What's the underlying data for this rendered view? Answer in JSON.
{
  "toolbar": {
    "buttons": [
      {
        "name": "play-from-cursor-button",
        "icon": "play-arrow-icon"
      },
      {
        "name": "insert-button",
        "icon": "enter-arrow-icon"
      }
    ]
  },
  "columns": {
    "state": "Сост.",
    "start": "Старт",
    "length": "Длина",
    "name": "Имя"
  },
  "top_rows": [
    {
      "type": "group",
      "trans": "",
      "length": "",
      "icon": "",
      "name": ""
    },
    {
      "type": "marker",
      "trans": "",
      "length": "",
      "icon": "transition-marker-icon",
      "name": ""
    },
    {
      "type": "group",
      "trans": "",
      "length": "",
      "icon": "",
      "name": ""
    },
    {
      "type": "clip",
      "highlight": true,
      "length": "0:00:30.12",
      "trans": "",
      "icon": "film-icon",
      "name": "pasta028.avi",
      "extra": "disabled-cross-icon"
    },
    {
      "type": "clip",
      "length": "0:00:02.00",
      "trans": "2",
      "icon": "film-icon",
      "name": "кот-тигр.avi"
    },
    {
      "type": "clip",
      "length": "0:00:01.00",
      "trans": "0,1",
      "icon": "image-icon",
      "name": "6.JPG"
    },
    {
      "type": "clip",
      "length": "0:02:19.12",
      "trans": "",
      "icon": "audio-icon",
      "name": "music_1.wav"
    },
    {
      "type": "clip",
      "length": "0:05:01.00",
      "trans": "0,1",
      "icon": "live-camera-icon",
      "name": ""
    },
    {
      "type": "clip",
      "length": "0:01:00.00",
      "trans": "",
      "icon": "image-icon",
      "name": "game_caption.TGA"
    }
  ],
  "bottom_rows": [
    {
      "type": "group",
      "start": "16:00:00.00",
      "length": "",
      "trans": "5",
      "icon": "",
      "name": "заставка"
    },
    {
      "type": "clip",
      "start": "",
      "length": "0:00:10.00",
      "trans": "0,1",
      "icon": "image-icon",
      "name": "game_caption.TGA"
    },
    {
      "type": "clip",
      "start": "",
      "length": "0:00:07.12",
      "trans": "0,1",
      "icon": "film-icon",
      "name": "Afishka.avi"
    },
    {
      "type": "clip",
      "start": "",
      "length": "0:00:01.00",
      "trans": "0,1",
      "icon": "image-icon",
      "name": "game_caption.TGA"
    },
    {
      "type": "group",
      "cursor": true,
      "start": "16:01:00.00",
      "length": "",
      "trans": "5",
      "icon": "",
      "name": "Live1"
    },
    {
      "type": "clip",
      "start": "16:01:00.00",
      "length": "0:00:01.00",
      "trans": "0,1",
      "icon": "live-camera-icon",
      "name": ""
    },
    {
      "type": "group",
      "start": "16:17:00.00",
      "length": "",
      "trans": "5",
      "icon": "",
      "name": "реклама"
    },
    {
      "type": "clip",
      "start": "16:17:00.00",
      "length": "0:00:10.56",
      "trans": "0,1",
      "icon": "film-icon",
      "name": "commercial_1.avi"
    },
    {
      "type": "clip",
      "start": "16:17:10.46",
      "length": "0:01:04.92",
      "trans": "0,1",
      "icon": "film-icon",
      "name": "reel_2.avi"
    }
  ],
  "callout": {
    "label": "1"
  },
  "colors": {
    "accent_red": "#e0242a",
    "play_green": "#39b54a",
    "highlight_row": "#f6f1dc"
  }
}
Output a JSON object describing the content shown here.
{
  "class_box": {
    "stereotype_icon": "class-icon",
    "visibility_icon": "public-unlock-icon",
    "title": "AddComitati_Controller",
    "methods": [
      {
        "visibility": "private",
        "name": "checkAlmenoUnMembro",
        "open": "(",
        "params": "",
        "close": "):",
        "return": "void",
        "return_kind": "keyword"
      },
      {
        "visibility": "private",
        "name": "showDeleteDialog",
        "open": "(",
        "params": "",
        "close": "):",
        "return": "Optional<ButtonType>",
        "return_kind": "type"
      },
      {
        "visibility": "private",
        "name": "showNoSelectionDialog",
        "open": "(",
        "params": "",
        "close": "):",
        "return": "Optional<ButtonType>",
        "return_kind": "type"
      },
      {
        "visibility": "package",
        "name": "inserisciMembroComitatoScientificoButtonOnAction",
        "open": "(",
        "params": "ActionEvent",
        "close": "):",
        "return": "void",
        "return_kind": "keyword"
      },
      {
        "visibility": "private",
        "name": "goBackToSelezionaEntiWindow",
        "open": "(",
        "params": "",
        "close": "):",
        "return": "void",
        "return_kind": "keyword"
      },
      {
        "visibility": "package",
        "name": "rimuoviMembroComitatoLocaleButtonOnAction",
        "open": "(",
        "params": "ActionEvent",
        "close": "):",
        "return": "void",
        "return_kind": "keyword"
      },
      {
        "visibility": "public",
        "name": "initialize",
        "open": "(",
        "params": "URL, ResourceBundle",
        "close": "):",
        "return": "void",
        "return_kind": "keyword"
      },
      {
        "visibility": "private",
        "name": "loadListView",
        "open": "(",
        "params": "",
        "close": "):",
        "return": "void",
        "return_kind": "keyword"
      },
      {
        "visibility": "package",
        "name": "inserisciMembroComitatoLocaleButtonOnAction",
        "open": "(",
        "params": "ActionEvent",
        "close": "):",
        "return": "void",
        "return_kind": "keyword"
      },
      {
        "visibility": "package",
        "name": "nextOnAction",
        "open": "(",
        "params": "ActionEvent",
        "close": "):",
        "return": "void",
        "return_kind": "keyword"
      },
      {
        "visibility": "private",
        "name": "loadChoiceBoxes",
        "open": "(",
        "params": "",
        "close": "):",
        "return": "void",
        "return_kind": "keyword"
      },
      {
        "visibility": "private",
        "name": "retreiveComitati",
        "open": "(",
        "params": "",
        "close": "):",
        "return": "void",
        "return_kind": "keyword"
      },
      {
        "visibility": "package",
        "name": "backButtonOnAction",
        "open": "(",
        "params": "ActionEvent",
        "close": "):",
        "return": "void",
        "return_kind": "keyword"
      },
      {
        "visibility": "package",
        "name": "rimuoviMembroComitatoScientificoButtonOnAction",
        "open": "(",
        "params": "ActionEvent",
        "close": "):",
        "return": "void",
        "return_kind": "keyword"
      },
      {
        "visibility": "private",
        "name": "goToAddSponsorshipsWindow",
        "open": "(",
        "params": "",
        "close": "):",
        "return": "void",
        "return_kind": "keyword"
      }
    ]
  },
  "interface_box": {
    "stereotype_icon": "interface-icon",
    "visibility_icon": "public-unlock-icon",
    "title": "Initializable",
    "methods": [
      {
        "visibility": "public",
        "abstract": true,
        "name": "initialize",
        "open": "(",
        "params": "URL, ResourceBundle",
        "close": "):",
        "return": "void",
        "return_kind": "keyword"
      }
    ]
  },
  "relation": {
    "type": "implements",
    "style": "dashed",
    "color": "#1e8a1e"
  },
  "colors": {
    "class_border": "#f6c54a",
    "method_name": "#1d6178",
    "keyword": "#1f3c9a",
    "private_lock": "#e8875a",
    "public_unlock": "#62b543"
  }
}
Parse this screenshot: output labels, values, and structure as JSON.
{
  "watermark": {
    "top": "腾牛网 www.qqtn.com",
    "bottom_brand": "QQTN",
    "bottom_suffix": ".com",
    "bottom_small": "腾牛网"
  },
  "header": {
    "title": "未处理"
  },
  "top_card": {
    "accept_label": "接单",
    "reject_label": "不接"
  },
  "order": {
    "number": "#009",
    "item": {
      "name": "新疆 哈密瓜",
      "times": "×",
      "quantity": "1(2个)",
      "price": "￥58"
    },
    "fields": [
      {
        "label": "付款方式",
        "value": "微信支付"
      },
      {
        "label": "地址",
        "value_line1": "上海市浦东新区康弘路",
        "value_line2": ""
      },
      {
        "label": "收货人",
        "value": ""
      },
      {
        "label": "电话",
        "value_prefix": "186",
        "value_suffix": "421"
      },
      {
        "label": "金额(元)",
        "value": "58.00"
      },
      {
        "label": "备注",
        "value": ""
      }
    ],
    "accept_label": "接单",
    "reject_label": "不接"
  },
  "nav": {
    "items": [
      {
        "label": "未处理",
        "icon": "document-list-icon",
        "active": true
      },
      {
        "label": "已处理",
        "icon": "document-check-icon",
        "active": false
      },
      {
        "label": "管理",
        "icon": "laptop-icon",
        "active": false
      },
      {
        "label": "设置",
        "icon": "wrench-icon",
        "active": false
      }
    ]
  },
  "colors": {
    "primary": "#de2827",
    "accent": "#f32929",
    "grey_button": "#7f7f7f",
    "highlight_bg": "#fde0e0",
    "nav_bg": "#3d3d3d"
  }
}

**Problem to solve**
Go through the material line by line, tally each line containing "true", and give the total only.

**Task answer**
4